*** Material for this exercise Section Begins ***
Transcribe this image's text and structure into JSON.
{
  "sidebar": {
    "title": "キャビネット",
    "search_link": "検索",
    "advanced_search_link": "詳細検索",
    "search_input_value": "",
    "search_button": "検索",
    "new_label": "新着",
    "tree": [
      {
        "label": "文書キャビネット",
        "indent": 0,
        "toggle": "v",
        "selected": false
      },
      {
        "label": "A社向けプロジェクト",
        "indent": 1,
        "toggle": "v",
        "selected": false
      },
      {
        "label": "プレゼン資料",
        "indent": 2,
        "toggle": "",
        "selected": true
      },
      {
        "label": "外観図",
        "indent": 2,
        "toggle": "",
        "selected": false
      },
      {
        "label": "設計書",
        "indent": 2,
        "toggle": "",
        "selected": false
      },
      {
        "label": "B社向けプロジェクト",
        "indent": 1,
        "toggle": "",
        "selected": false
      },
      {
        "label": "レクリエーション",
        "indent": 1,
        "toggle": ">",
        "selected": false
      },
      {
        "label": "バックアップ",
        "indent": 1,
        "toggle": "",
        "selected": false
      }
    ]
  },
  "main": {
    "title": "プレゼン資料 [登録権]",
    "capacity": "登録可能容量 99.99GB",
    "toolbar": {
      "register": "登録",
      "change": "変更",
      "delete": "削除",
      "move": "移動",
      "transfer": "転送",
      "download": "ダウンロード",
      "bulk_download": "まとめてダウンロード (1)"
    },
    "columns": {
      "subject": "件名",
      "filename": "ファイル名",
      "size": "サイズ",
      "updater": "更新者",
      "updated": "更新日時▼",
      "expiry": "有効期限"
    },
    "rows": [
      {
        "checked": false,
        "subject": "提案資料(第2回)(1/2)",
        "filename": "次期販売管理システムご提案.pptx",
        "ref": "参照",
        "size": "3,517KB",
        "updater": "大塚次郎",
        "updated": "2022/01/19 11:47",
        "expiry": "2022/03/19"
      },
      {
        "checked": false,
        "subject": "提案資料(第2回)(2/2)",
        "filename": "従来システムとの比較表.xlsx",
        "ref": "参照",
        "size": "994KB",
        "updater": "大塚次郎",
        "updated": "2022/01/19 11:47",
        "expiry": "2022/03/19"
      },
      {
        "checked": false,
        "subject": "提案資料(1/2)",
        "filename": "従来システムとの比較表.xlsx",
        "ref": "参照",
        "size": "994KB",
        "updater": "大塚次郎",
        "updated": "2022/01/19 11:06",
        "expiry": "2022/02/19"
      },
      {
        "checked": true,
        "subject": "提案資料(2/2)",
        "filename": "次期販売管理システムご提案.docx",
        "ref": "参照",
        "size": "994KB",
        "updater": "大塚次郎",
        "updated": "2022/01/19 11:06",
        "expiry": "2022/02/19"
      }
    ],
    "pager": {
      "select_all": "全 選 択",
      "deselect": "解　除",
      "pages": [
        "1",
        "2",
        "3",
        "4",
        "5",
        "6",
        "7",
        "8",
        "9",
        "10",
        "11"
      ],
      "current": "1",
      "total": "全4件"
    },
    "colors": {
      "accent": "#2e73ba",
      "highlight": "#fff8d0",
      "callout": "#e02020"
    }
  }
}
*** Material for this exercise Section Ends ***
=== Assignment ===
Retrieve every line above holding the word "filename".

=== Expected answer ===
      "filename": "ファイル名",
        "filename": "次期販売管理システムご提案.pptx",
        "filename": "従来システムとの比較表.xlsx",
        "filename": "従来システムとの比較表.xlsx",
        "filename": "次期販売管理システムご提案.docx",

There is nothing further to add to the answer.